November 7 also marked the first time that Medibank data began to appear on the dark web, as the hackers attempted to exert additional pressure on the insurer to meet their ransom demands.
A sophisticated, state-sponsored attack
Medibank has still not confirmed the root cause of the incident, but a recent interview with Melbourne-based reporter Josh Taylor from The Guardian Australia revealed details of the investigation so far. It is believed that admin-level credentials were either faked or stolen from an unidentified Medibank staff member. Those credentials were then sold on the dark web to another party, who leveraged the assistance of a ransomware-as-a-service operation to breach Medibank’s defenses. The hackers set up two backdoors into Medibank’s systems, and conducted surveillance – possibly for months – before starting to exfiltrate data using custom-written software specially to exploit Medibank’s environment. The exfiltration of data in October finally triggered the “unusual activity” that alerted Medibank staff to the incident.
The ransomware-as-a-service operation is thought to bear the trademarks of the Russia-backed REvil ransomware gang, or a new operation called BlogXX, believed to be related to REvil. The REvil criminal enterprise has been largely quiet since being forced offline by law enforcement in 2021.
More details are sure to emerge as Medibank, cyber investigators, and Australian law enforcement continue their investigation. Medibank is understandably eager to confirm the root cause, and determine what measures could/should have been done to prevent the incident. Meanwhile, Medibank continues to post regular updates on its online newsroom.
Costs and impacts to Medibank
Beyond the potential harm to customers, reputational damage to the brand, and significant operational cost and disruption, numerous additional impacts are being felt by Medibank:
- Medibank’s share prices dropped nearly 20% in the days after the incident was disclosed, and have not yet recovered.
- Medibank has extended call centre hours and increased their customer support team by more than 300 people to manage consumer enquiries, and established a costly Cyber Response Support Program.
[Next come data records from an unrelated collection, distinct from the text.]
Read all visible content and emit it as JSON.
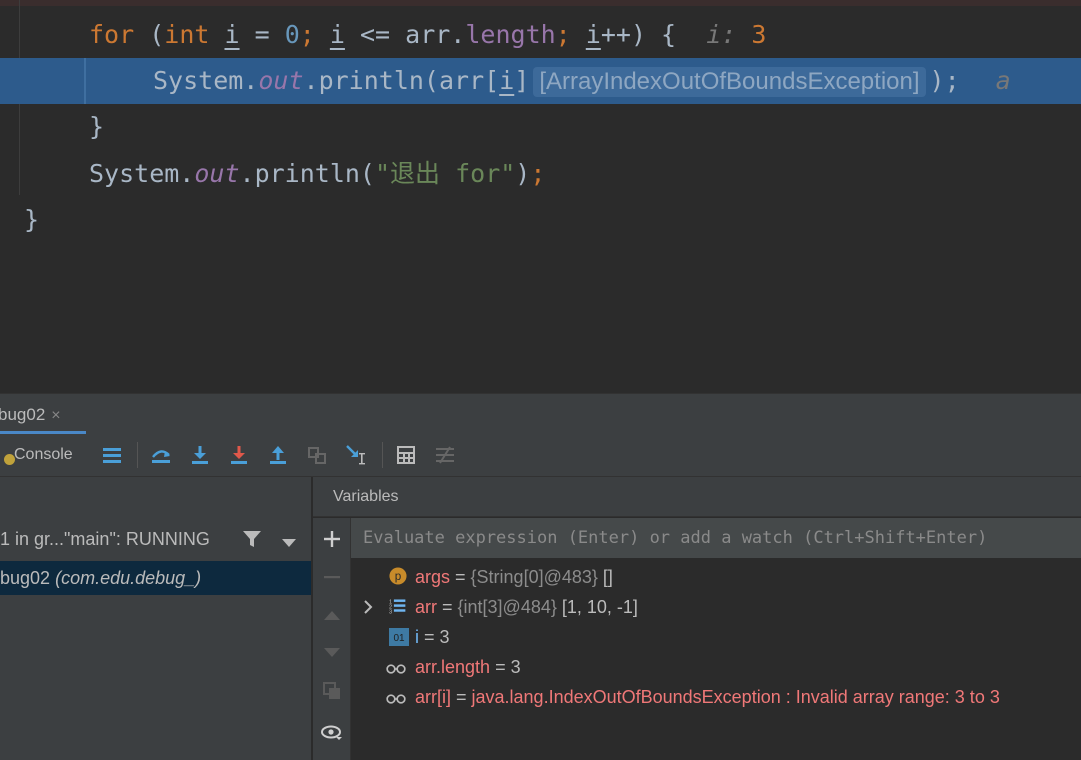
{
  "editor": {
    "for_keyword": "for",
    "for_open": " (",
    "int_kw": "int",
    "loop_var": "i",
    "assign": " = ",
    "zero": "0",
    "semi1": "; ",
    "loop_var2": "i",
    "le": " <= arr.",
    "length_field": "length",
    "semi2": "; ",
    "loop_var3": "i",
    "inc_brace": "++) {",
    "hint_name": "i:",
    "hint_value": "3",
    "sys1": "System.",
    "out1": "out",
    "println_open": ".println(arr[",
    "idx_var": "i",
    "close_bracket": "]",
    "exception_inlay": "[ArrayIndexOutOfBoundsException]",
    "println_close": ");",
    "trailing_hint": "a",
    "close_brace_inner": "}",
    "sys2": "System.",
    "out2": "out",
    "println2_open": ".println(",
    "string_literal": "\"退出 for\"",
    "println2_close": ")",
    "semi3": ";",
    "close_brace_outer": "}"
  },
  "toolwindow": {
    "tab_label": "bug02",
    "tab_close": "×",
    "console_label": "Console"
  },
  "frames": {
    "thread": "1 in gr...\"main\": RUNNING",
    "frame_method": "bug02",
    "frame_class": "(com.edu.debug_)"
  },
  "variables": {
    "title": "Variables",
    "eval_placeholder": "Evaluate expression (Enter) or add a watch (Ctrl+Shift+Enter)",
    "rows": [
      {
        "icon": "parameter-icon",
        "name": "args",
        "eq": " = ",
        "type": "{String[0]@483}",
        "value": " []"
      },
      {
        "icon": "array-icon",
        "name": "arr",
        "eq": " = ",
        "type": "{int[3]@484}",
        "value": " [1, 10, -1]"
      },
      {
        "icon": "primitive-icon",
        "name": "i",
        "eq": " = ",
        "type": "",
        "value": "3"
      },
      {
        "icon": "watch-icon",
        "name": "arr.length",
        "eq": " = ",
        "type": "",
        "value": "3"
      },
      {
        "icon": "watch-icon",
        "name": "arr[i]",
        "eq": " = ",
        "type": "",
        "value": "java.lang.IndexOutOfBoundsException : Invalid array range: 3 to 3"
      }
    ]
  },
  "colors": {
    "editor_bg": "#2b2b2b",
    "exec_line": "#2d5b8c",
    "keyword": "#cc7832",
    "number": "#6897bb",
    "static_field": "#9876aa",
    "string": "#6a8759",
    "var_name": "#f07878"
  }
}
- In the days leading up to the AGM, while proxy investment advisers CGI Glass Lewis encouraged investors to support all resolutions at the meeting and re-elect the board in order to maintain stability, they suggested that changes could be ahead. “It may be the case that in due course, the board and executive team will require renewal to a) bolster its skills and knowledge of cyber security and b) show accountability for the loss of privacy to its customers and the loss of value to Medibank shareholders,” according to CGI’s pre-AGM statement to investors. CGI also raised the possibility of executive pay “clawbacks” to account for any obvious vulnerabilities that had been overlooked.
- A proposal published by the Australian Government for a new Privacy Legislation Amendment Bill 2022 aims to increase privacy breach penalties:
- from $2.22 million to $50 million; or
- three times the value of any benefit obtained through the misuse of information, if greater; or
- 30% of a company’s adjusted turnover in the relevant period, if greater.
To put this in perspective, in the last financial year, Medibank reported revenues of $7.12B, meaning it could have faced fines as high as $712 million for the incident if it had happened under the proposed bill.